──────── Record set ────────
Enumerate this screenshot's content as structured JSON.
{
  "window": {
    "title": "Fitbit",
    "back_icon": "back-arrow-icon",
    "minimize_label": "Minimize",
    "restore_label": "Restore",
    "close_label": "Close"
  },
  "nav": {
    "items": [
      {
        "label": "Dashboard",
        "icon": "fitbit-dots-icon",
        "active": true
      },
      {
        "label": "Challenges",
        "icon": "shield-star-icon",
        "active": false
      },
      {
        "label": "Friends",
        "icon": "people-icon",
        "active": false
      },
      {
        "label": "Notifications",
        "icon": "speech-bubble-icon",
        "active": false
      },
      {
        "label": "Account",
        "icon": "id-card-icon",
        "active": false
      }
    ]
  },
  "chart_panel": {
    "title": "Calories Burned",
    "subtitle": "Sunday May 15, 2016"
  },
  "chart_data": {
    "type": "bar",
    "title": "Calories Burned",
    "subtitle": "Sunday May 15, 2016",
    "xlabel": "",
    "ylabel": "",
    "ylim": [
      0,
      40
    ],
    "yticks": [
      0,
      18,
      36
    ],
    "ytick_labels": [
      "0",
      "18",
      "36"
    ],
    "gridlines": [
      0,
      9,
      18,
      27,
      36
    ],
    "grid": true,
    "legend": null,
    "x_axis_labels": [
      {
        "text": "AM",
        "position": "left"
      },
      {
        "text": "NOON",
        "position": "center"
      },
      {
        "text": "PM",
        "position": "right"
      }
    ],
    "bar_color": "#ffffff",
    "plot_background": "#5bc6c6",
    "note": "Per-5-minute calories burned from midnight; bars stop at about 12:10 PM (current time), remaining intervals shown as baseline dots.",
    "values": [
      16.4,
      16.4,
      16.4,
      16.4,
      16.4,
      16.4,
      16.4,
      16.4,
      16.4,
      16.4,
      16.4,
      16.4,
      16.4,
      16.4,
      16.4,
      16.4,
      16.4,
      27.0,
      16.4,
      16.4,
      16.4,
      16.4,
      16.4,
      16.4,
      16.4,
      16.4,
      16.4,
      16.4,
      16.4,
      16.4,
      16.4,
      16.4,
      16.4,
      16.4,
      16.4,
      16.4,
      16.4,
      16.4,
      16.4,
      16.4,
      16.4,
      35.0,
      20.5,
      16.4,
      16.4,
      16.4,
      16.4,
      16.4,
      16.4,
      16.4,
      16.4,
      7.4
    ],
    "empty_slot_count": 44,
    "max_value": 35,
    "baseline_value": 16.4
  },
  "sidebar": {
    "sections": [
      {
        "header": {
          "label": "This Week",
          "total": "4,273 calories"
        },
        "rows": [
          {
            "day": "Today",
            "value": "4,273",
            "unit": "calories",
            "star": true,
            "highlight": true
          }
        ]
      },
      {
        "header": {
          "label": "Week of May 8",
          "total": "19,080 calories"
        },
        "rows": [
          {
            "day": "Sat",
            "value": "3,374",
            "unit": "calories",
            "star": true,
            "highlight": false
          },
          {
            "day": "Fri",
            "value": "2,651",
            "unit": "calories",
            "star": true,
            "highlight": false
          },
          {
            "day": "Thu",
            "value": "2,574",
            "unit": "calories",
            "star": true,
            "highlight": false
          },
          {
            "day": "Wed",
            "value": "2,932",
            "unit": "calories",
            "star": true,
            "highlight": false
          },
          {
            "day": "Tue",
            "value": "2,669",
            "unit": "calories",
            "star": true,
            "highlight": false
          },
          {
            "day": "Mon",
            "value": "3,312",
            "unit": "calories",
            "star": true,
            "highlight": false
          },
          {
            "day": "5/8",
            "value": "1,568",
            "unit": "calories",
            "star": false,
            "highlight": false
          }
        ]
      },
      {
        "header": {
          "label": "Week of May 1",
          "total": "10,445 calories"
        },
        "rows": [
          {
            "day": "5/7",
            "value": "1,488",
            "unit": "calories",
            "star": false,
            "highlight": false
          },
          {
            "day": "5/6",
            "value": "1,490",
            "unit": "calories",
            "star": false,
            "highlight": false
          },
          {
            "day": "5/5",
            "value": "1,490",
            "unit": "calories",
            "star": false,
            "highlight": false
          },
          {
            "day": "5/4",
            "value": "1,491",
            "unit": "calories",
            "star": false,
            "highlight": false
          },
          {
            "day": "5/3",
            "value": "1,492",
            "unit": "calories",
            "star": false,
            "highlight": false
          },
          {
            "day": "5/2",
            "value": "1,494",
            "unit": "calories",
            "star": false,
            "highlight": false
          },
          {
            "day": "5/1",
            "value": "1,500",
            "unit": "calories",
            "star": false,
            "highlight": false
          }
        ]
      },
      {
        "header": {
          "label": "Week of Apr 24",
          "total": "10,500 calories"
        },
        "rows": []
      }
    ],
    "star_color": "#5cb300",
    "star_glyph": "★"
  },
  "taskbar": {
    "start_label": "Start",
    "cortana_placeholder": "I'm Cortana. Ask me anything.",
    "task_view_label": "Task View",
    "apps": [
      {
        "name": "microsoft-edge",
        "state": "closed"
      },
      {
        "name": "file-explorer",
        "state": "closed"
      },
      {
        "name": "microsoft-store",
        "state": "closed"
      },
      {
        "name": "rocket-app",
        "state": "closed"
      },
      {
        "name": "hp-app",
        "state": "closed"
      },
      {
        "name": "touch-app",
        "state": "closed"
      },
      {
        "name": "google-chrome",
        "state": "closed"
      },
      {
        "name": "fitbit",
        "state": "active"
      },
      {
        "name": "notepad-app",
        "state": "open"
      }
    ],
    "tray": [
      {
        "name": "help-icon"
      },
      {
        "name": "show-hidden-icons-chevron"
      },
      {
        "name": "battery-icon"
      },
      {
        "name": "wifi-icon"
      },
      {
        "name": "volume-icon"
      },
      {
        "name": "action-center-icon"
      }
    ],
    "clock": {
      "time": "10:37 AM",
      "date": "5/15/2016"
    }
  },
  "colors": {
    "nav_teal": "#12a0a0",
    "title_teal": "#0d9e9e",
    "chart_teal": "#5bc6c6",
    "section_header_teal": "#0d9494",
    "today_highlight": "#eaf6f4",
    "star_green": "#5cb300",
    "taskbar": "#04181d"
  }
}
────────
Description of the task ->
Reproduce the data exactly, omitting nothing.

Finished exercise ->
Enumerate this screenshot's content as structured JSON.
{
  "window": {
    "title": "Fitbit",
    "back_icon": "back-arrow-icon",
    "minimize_label": "Minimize",
    "restore_label": "Restore",
    "close_label": "Close"
  },
  "nav": {
    "items": [
      {
        "label": "Dashboard",
        "icon": "fitbit-dots-icon",
        "active": true
      },
      {
        "label": "Challenges",
        "icon": "shield-star-icon",
        "active": false
      },
      {
        "label": "Friends",
        "icon": "people-icon",
        "active": false
      },
      {
        "label": "Notifications",
        "icon": "speech-bubble-icon",
        "active": false
      },
      {
        "label": "Account",
        "icon": "id-card-icon",
        "active": false
      }
    ]
  },
  "chart_panel": {
    "title": "Calories Burned",
    "subtitle": "Sunday May 15, 2016"
  },
  "chart_data": {
    "type": "bar",
    "title": "Calories Burned",
    "subtitle": "Sunday May 15, 2016",
    "xlabel": "",
    "ylabel": "",
    "ylim": [
      0,
      40
    ],
    "yticks": [
      0,
      18,
      36
    ],
    "ytick_labels": [
      "0",
      "18",
      "36"
    ],
    "gridlines": [
      0,
      9,
      18,
      27,
      36
    ],
    "grid": true,
    "legend": null,
    "x_axis_labels": [
      {
        "text": "AM",
        "position": "left"
      },
      {
        "text": "NOON",
        "position": "center"
      },
      {
        "text": "PM",
        "position": "right"
      }
    ],
    "bar_color": "#ffffff",
    "plot_background": "#5bc6c6",
    "note": "Per-5-minute calories burned from midnight; bars stop at about 12:10 PM (current time), remaining intervals shown as baseline dots.",
    "values": [
      16.4,
      16.4,
      16.4,
      16.4,
      16.4,
      16.4,
      16.4,
      16.4,
      16.4,
      16.4,
      16.4,
      16.4,
      16.4,
      16.4,
      16.4,
      16.4,
      16.4,
      27.0,
      16.4,
      16.4,
      16.4,
      16.4,
      16.4,
      16.4,
      16.4,
      16.4,
      16.4,
      16.4,
      16.4,
      16.4,
      16.4,
      16.4,
      16.4,
      16.4,
      16.4,
      16.4,
      16.4,
      16.4,
      16.4,
      16.4,
      16.4,
      35.0,
      20.5,
      16.4,
      16.4,
      16.4,
      16.4,
      16.4,
      16.4,
      16.4,
      16.4,
      7.4
    ],
    "empty_slot_count": 44,
    "max_value": 35,
    "baseline_value": 16.4
  },
  "sidebar": {
    "sections": [
      {
        "header": {
          "label": "This Week",
          "total": "4,273 calories"
        },
        "rows": [
          {
            "day": "Today",
            "value": "4,273",
            "unit": "calories",
            "star": true,
            "highlight": true
          }
        ]
      },
      {
        "header": {
          "label": "Week of May 8",
          "total": "19,080 calories"
        },
        "rows": [
          {
            "day": "Sat",
            "value": "3,374",
            "unit": "calories",
            "star": true,
            "highlight": false
          },
          {
            "day": "Fri",
            "value": "2,651",
            "unit": "calories",
            "star": true,
            "highlight": false
          },
          {
            "day": "Thu",
            "value": "2,574",
            "unit": "calories",
            "star": true,
            "highlight": false
          },
          {
            "day": "Wed",
            "value": "2,932",
            "unit": "calories",
            "star": true,
            "highlight": false
          },
          {
            "day": "Tue",
            "value": "2,669",
            "unit": "calories",
            "star": true,
            "highlight": false
          },
          {
            "day": "Mon",
            "value": "3,312",
            "unit": "calories",
            "star": true,
            "highlight": false
          },
          {
            "day": "5/8",
            "value": "1,568",
            "unit": "calories",
            "star": false,
            "highlight": false
          }
        ]
      },
      {
        "header": {
          "label": "Week of May 1",
          "total": "10,445 calories"
        },
        "rows": [
          {
            "day": "5/7",
            "value": "1,488",
            "unit": "calories",
            "star": false,
            "highlight": false
          },
          {
            "day": "5/6",
            "value": "1,490",
            "unit": "calories",
            "star": false,
            "highlight": false
          },
          {
            "day": "5/5",
            "value": "1,490",
            "unit": "calories",
            "star": false,
            "highlight": false
          },
          {
            "day": "5/4",
            "value": "1,491",
            "unit": "calories",
            "star": false,
            "highlight": false
          },
          {
            "day": "5/3",
            "value": "1,492",
            "unit": "calories",
            "star": false,
            "highlight": false
          },
          {
            "day": "5/2",
            "value": "1,494",
            "unit": "calories",
            "star": false,
            "highlight": false
          },
          {
            "day": "5/1",
            "value": "1,500",
            "unit": "calories",
            "star": false,
            "highlight": false
          }
        ]
      },
      {
        "header": {
          "label": "Week of Apr 24",
          "total": "10,500 calories"
        },
        "rows": []
      }
    ],
    "star_color": "#5cb300",
    "star_glyph": "★"
  },
  "taskbar": {
    "start_label": "Start",
    "cortana_placeholder": "I'm Cortana. Ask me anything.",
    "task_view_label": "Task View",
    "apps": [
      {
        "name": "microsoft-edge",
        "state": "closed"
      },
      {
        "name": "file-explorer",
        "state": "closed"
      },
      {
        "name": "microsoft-store",
        "state": "closed"
      },
      {
        "name": "rocket-app",
        "state": "closed"
      },
      {
        "name": "hp-app",
        "state": "closed"
      },
      {
        "name": "touch-app",
        "state": "closed"
      },
      {
        "name": "google-chrome",
        "state": "closed"
      },
      {
        "name": "fitbit",
        "state": "active"
      },
      {
        "name": "notepad-app",
        "state": "open"
      }
    ],
    "tray": [
      {
        "name": "help-icon"
      },
      {
        "name": "show-hidden-icons-chevron"
      },
      {
        "name": "battery-icon"
      },
      {
        "name": "wifi-icon"
      },
      {
        "name": "volume-icon"
      },
      {
        "name": "action-center-icon"
      }
    ],
    "clock": {
      "time": "10:37 AM",
      "date": "5/15/2016"
    }
  },
  "colors": {
    "nav_teal": "#12a0a0",
    "title_teal": "#0d9e9e",
    "chart_teal": "#5bc6c6",
    "section_header_teal": "#0d9494",
    "today_highlight": "#eaf6f4",
    "star_green": "#5cb300",
    "taskbar": "#04181d"
  }
}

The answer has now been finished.